* **Problem to solve**
Search the data below for the word "album" and copy each line that holds it.

* **Recorded information**
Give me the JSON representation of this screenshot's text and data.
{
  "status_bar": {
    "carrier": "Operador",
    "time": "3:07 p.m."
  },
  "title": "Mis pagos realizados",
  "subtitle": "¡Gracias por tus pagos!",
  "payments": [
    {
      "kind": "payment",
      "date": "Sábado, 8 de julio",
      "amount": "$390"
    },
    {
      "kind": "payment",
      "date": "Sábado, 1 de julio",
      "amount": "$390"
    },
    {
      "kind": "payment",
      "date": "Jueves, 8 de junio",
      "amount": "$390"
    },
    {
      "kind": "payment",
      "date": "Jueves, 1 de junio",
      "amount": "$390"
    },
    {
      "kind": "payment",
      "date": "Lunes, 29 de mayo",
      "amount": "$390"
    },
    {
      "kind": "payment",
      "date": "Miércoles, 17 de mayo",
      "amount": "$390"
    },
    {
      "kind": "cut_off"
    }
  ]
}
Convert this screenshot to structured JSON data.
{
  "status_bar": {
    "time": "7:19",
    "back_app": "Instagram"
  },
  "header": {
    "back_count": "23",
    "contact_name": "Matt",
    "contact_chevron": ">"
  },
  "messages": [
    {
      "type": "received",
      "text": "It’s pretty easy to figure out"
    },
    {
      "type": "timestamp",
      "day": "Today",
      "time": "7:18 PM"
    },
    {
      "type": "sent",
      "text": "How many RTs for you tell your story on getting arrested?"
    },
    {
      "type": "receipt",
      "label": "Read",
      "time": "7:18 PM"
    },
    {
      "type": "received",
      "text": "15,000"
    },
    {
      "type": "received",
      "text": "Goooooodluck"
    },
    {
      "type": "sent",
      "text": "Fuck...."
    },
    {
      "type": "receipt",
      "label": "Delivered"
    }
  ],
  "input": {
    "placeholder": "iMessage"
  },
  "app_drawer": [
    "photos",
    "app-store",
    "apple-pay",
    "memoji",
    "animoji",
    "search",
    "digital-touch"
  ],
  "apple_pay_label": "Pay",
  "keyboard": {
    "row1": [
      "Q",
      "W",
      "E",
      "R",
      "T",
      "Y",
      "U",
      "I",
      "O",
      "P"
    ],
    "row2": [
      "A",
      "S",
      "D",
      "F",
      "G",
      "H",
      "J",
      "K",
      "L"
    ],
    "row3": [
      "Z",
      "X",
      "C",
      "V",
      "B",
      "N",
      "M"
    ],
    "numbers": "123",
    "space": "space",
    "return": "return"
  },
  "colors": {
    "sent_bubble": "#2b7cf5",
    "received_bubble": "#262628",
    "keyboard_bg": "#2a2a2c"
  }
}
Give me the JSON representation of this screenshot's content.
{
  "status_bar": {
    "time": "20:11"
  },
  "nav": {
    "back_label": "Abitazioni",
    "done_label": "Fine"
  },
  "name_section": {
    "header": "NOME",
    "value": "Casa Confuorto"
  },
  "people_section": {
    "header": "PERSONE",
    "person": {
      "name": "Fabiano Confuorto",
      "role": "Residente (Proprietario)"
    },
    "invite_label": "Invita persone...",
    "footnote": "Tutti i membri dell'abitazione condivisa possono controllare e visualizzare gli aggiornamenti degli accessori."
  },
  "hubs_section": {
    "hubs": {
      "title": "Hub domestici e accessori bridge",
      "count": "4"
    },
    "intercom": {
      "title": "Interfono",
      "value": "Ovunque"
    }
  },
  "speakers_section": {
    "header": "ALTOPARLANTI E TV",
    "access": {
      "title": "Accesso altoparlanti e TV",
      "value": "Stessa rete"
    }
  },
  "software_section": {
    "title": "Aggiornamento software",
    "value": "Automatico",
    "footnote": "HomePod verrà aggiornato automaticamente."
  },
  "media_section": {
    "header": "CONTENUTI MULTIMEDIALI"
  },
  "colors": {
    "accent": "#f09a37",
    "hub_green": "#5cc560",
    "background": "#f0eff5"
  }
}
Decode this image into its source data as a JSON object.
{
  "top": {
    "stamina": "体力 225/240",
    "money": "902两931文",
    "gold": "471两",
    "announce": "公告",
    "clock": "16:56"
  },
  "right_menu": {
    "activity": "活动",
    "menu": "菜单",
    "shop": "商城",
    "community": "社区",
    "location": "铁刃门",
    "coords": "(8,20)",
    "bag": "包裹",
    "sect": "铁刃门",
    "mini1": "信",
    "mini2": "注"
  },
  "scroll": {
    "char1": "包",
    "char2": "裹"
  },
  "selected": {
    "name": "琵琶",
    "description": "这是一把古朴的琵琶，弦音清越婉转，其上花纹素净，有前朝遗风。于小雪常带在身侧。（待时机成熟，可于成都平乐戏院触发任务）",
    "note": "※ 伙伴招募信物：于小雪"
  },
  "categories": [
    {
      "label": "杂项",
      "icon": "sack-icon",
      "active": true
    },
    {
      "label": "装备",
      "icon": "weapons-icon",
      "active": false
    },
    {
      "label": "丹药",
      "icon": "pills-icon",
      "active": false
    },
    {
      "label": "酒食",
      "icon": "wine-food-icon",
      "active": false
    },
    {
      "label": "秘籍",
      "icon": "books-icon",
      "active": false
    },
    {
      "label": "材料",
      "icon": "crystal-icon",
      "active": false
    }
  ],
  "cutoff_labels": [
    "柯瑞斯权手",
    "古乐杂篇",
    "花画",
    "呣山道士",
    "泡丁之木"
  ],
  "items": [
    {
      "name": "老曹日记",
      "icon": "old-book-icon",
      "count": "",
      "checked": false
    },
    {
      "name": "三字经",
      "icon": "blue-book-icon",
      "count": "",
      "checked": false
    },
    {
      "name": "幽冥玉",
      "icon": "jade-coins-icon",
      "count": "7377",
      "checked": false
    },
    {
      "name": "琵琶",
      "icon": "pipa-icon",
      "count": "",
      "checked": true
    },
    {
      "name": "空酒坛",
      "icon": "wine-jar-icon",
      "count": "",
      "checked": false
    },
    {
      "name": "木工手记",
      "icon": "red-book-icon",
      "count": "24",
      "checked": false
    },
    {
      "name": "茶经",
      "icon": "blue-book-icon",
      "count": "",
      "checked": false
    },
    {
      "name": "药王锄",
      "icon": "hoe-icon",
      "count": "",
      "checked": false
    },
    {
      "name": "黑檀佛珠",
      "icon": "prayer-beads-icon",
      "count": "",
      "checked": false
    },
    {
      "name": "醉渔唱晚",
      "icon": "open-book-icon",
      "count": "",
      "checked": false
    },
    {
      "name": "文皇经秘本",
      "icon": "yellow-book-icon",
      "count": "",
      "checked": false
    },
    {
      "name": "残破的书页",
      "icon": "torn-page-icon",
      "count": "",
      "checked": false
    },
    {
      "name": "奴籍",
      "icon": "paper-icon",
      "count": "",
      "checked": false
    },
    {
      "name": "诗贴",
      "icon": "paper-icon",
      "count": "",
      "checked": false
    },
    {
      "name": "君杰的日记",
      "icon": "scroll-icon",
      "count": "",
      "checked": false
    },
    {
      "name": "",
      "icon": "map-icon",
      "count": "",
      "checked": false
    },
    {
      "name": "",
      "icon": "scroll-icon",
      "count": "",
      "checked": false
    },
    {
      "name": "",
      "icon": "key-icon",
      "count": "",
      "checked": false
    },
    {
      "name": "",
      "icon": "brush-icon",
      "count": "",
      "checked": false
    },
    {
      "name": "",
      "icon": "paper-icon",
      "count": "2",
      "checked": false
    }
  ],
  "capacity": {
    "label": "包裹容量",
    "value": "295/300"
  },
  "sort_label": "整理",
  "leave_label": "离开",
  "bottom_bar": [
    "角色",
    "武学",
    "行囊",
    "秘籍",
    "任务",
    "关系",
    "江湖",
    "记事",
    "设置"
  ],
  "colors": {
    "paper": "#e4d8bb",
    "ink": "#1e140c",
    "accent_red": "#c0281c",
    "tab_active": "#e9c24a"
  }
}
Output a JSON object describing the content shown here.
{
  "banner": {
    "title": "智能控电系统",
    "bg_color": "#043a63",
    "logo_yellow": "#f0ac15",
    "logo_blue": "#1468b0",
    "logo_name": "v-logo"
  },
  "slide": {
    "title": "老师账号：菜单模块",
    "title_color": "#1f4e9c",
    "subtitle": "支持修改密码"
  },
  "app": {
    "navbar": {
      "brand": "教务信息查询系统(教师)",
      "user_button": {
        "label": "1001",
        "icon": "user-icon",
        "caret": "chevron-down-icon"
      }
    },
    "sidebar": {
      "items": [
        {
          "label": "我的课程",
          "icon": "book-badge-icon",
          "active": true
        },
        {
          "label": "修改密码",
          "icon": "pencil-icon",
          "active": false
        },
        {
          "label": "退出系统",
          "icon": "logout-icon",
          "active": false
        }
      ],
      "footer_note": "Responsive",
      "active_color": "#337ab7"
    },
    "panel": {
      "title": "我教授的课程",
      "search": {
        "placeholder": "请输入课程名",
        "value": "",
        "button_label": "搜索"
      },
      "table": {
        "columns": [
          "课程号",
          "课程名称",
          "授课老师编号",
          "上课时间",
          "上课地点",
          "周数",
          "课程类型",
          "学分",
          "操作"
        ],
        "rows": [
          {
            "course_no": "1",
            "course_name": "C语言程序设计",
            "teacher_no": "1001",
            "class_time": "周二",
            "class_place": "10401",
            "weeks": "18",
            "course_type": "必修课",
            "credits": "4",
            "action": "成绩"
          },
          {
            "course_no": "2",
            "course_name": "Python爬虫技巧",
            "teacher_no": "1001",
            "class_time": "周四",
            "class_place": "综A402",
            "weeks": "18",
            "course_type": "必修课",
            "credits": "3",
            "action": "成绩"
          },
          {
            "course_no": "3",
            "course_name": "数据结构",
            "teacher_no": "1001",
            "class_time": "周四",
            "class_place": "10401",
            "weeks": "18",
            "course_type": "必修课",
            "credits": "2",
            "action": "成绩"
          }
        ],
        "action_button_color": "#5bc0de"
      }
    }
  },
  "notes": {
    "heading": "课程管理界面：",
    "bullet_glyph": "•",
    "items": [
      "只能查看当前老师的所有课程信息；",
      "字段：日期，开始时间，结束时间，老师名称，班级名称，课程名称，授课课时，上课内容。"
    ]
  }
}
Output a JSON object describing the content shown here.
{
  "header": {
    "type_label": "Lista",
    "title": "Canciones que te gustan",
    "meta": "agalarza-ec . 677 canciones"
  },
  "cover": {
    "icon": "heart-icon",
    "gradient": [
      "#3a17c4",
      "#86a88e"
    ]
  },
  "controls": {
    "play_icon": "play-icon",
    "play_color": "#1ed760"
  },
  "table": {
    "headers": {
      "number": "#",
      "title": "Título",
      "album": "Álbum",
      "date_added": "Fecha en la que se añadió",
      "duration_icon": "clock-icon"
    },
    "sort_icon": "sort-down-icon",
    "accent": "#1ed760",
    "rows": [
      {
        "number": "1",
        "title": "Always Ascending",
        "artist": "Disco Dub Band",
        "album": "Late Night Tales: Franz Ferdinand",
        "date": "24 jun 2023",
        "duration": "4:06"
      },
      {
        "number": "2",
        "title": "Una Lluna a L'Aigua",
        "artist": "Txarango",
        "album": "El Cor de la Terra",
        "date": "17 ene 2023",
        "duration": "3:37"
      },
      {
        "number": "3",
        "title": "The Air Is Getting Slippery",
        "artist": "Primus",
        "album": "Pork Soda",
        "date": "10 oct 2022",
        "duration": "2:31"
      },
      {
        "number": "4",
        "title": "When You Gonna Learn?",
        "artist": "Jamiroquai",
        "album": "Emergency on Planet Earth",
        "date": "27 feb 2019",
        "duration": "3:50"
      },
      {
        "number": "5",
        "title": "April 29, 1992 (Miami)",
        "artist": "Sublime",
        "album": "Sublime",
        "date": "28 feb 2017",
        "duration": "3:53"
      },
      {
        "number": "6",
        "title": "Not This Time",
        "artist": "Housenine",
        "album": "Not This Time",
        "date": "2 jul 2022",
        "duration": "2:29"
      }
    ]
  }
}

* **Reply to the exercise**
      "album": "Álbum",
        "album": "Late Night Tales: Franz Ferdinand",
        "album": "El Cor de la Terra",
        "album": "Pork Soda",
        "album": "Emergency on Planet Earth",
        "album": "Sublime",
        "album": "Not This Time",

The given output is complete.